When it comes to drivers, many users either go with software that lets them know if they have outdated drivers or they do nothing. The catch-all software isn’t the worst idea, but it does usually miss out on at least a few drivers and isn’t perfect. Manually updating every single driver is a pain, but worth it when it comes to anything involving security. The internet isn’t just a research tool anymore – it’s something everyone who can use it makes use of for communication, banking, and purchases.  Over the last 20 years, the internet has become woven into our everyday lives and enables work to to be done at a faster rate of speed than ever before – while more complex tasks can be completed easier thanks to having so many sources of information available at our fingertips.
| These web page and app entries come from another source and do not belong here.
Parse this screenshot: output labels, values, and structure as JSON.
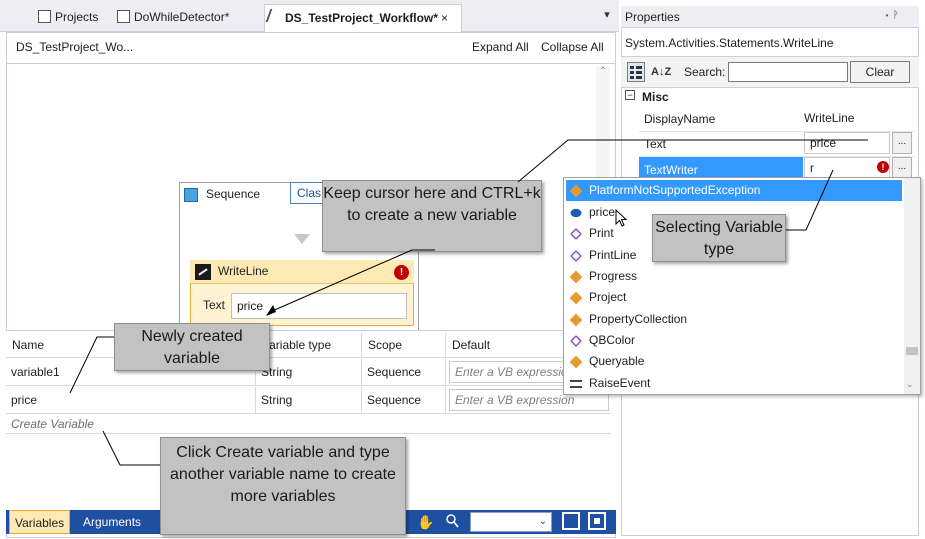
{
  "tabs": [
    {
      "label": "Projects",
      "active": false
    },
    {
      "label": "DoWhileDetector*",
      "active": false
    },
    {
      "label": "DS_TestProject_Workflow*",
      "active": true
    }
  ],
  "tab_close": "×",
  "tab_dropdown": "▾",
  "designer": {
    "breadcrumb": "DS_TestProject_Wo...",
    "expand_all": "Expand All",
    "collapse_all": "Collapse All",
    "sequence_label": "Sequence",
    "clas_label": "Clas",
    "writeline_title": "WriteLine",
    "writeline_text_label": "Text",
    "writeline_text_value": "price"
  },
  "variables": {
    "headers": [
      "Name",
      "Variable type",
      "Scope",
      "Default"
    ],
    "rows": [
      {
        "name": "variable1",
        "type": "String",
        "scope": "Sequence",
        "default": "Enter a VB expression"
      },
      {
        "name": "price",
        "type": "String",
        "scope": "Sequence",
        "default": "Enter a VB expression"
      }
    ],
    "create_label": "Create Variable"
  },
  "bottom_tabs": {
    "variables": "Variables",
    "arguments": "Arguments",
    "zoom_dd": "⌄"
  },
  "properties": {
    "title": "Properties",
    "pin": "▾ ᚹ",
    "type_name": "System.Activities.Statements.WriteLine",
    "search_label": "Search:",
    "clear_label": "Clear",
    "az_label": "A↓Z",
    "category": "Misc",
    "rows": [
      {
        "name": "DisplayName",
        "value": "WriteLine"
      },
      {
        "name": "Text",
        "value": "price"
      },
      {
        "name": "TextWriter",
        "value": "r"
      }
    ],
    "ellipsis": "..."
  },
  "intellisense": [
    {
      "label": "PlatformNotSupportedException",
      "icon": "class-icon"
    },
    {
      "label": "price",
      "icon": "variable-icon"
    },
    {
      "label": "Print",
      "icon": "method-icon"
    },
    {
      "label": "PrintLine",
      "icon": "method-icon"
    },
    {
      "label": "Progress",
      "icon": "class-icon"
    },
    {
      "label": "Project",
      "icon": "class-icon"
    },
    {
      "label": "PropertyCollection",
      "icon": "class-icon"
    },
    {
      "label": "QBColor",
      "icon": "method-icon"
    },
    {
      "label": "Queryable",
      "icon": "class-icon"
    },
    {
      "label": "RaiseEvent",
      "icon": "event-icon"
    }
  ],
  "callouts": {
    "cursor": "Keep cursor here and CTRL+k to create a new variable",
    "selecting": "Selecting Variable type",
    "newly": "Newly created variable",
    "create_more": "Click Create variable and type another variable name to create more variables"
  },
  "icons": {
    "scroll_up": "⌃",
    "scroll_down": "⌄",
    "misc_toggle": "−",
    "error": "!",
    "hand": "✋",
    "magnifier": "🔍"
  },
  "colors": {
    "accent": "#3399ff",
    "bottom_bar": "#1e4fa1",
    "callout": "#c2c2c2",
    "writeline_header": "#fde9b4",
    "error": "#c00000"
  }
}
The company definitely seems dedicated to making sure it doesn’t suffer another TPM vulnerability issue, but the fact that their plan for security updates is accelrated is worrisome. They at least acknowledged that the issue needed a quick response and did so by accelerating things and then learned that the patch could cause problems for certain applications. The fact that their plan for the future still involves speeding things up is worrisome even with their newly-announced critical response process.
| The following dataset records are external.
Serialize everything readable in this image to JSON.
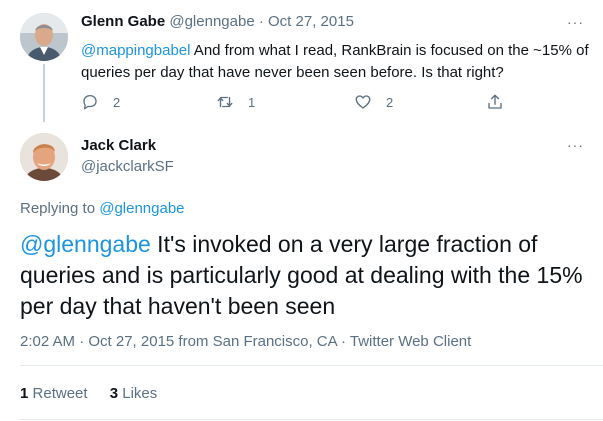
{
  "reply_tweet": {
    "name": "Glenn Gabe",
    "handle": "@glenngabe",
    "separator": "·",
    "date": "Oct 27, 2015",
    "mention": "@mappingbabel",
    "text": " And from what I read, RankBrain is focused on the ~15% of queries per day that have never been seen before. Is that right?",
    "more_icon": "···",
    "actions": {
      "reply_count": "2",
      "retweet_count": "1",
      "like_count": "2"
    }
  },
  "main_tweet": {
    "name": "Jack Clark",
    "handle": "@jackclarkSF",
    "more_icon": "···",
    "replying_to_prefix": "Replying to ",
    "replying_to_handle": "@glenngabe",
    "mention": "@glenngabe",
    "text": " It's invoked on a very large fraction of queries and is particularly good at dealing with the 15% per day that haven't been seen",
    "meta": "2:02 AM · Oct 27, 2015 from San Francisco, CA · Twitter Web Client",
    "retweets": {
      "count": "1",
      "label": "Retweet"
    },
    "likes": {
      "count": "3",
      "label": "Likes"
    }
  },
  "colors": {
    "link": "#1b95e0",
    "muted": "#5b7083",
    "text": "#0f1419",
    "divider": "#e1e8ed"
  }
}
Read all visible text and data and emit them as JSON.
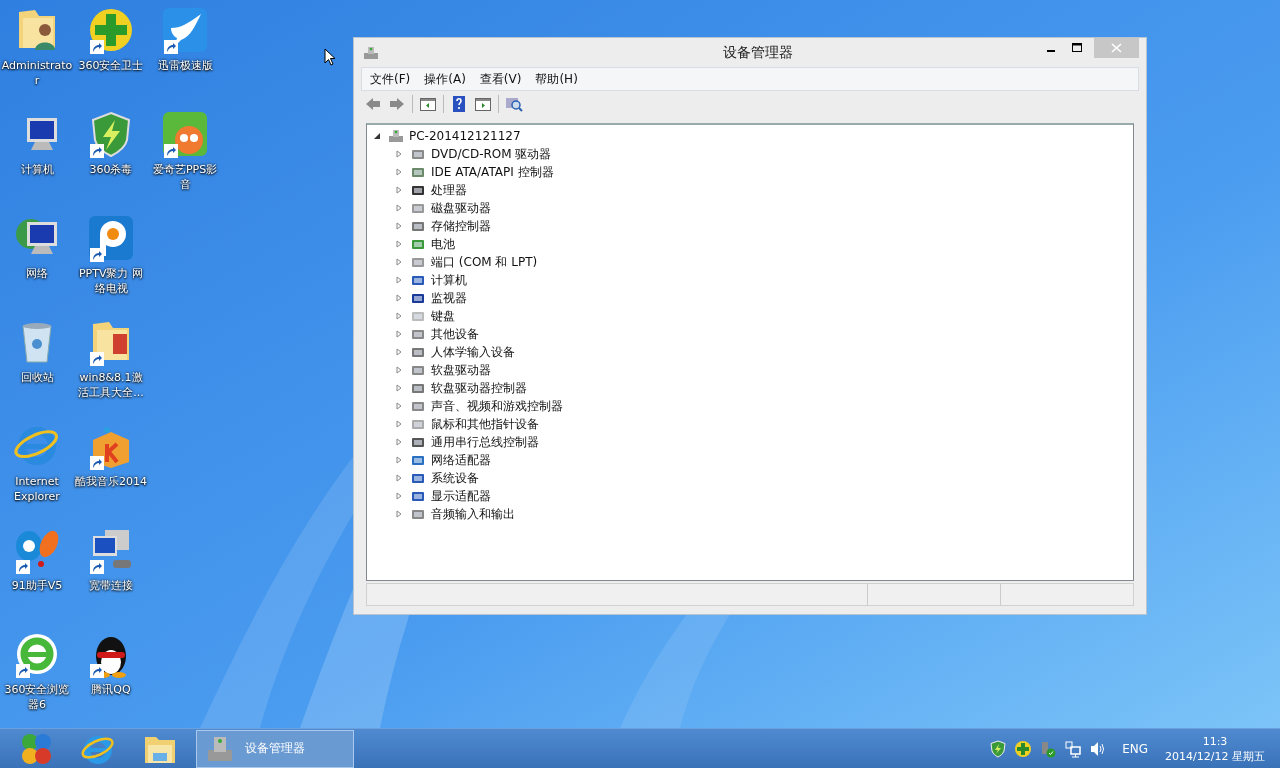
{
  "desktop_columns": [
    [
      {
        "label": "Administrator"
      },
      {
        "label": "计算机"
      },
      {
        "label": "网络"
      },
      {
        "label": "回收站"
      },
      {
        "label": "Internet Explorer"
      },
      {
        "label": "91助手V5",
        "shortcut": true
      },
      {
        "label": "360安全浏览器6",
        "shortcut": true
      }
    ],
    [
      {
        "label": "360安全卫士",
        "shortcut": true
      },
      {
        "label": "360杀毒",
        "shortcut": true
      },
      {
        "label": "PPTV聚力 网络电视",
        "shortcut": true
      },
      {
        "label": "win8&8.1激活工具大全...",
        "shortcut": true
      },
      {
        "label": "酷我音乐2014",
        "shortcut": true
      },
      {
        "label": "宽带连接",
        "shortcut": true
      },
      {
        "label": "腾讯QQ",
        "shortcut": true
      }
    ],
    [
      {
        "label": "迅雷极速版",
        "shortcut": true
      },
      {
        "label": "爱奇艺PPS影音",
        "shortcut": true
      }
    ]
  ],
  "window": {
    "title": "设备管理器",
    "menu": [
      "文件(F)",
      "操作(A)",
      "查看(V)",
      "帮助(H)"
    ],
    "tree": {
      "label": "PC-201412121127",
      "expanded": true,
      "children": [
        {
          "label": "DVD/CD-ROM 驱动器",
          "expanded": false
        },
        {
          "label": "IDE ATA/ATAPI 控制器",
          "expanded": false
        },
        {
          "label": "处理器",
          "expanded": false
        },
        {
          "label": "磁盘驱动器",
          "expanded": false
        },
        {
          "label": "存储控制器",
          "expanded": false
        },
        {
          "label": "电池",
          "expanded": false
        },
        {
          "label": "端口 (COM 和 LPT)",
          "expanded": false
        },
        {
          "label": "计算机",
          "expanded": false
        },
        {
          "label": "监视器",
          "expanded": false
        },
        {
          "label": "键盘",
          "expanded": false
        },
        {
          "label": "其他设备",
          "expanded": false
        },
        {
          "label": "人体学输入设备",
          "expanded": false
        },
        {
          "label": "软盘驱动器",
          "expanded": false
        },
        {
          "label": "软盘驱动器控制器",
          "expanded": false
        },
        {
          "label": "声音、视频和游戏控制器",
          "expanded": false
        },
        {
          "label": "鼠标和其他指针设备",
          "expanded": false
        },
        {
          "label": "通用串行总线控制器",
          "expanded": false
        },
        {
          "label": "网络适配器",
          "expanded": false
        },
        {
          "label": "系统设备",
          "expanded": false
        },
        {
          "label": "显示适配器",
          "expanded": false
        },
        {
          "label": "音频输入和输出",
          "expanded": false
        }
      ]
    }
  },
  "taskbar": {
    "task": {
      "label": "设备管理器",
      "selected": true
    },
    "language": "ENG",
    "time": "11:3",
    "date": "2014/12/12 星期五"
  }
}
Their multi-step plan starts with risk analysis, continues with velocity, and then moves onto depedency mapping. What this means on a practical level is that they will analyze known vulnerabilities and look at the best way to mitgate them to get updates out. The velocity approach involves them looking at the overall health of the security update before releasing it. One potential issue is the company defining different levels of velocity based on the perceived severity of the issue. This could mean that a low-level issue gets a low-end update quickly and then that update isn’t enough and leads to a larger-scale problem. They do at least plan to go through thorough testing regardless of the severity, but time will tell how solid this approach winds up being.

The final step is to map drivers and firmware before sequencing the updates before they go live. They also plan to bundle the patches together to make sure everything is updated in the correct order.  This part honestly seems just fine and outside of something like a patch just getting stuck mid-update, doesn’t raise any red flags in theory. The fact that they talk about wanting to save their own company from losses in productivity with this approach does seem odd though. It makes the company seem like they’re more concerned with keeping their own costs down in the short term – and while that might make an individual quarter look better to have a labor budget cut by 3%, if it leads to the company going through more issues like it has been for the last few months, it definitely seems short-sighted.

Hopefully, Intel has truly learned a lesson and their announced plan is just an easy-to-digest summation of what they truly plan on doing. If it is, and they actually plan on doing far more than this for their processors going forward, then things should be fine. As it stands, their plan seems more reactive than proactive and that doesn’t bode well for either the company or the users of its products. Intel finds itself in a tough spot in 2018 – they had a rough year due to security issues and product flaws in 2017 and while their partnership with AMD for a handful of chipsets is promising, it isn’t going to be enough to remedy all of the damage their brand has sustained. If Intel makes better moves this year than last, they’ll be fine for the foreseeable future – but they can’t become complacent. If they do, then they’ll suffer more problems year after year.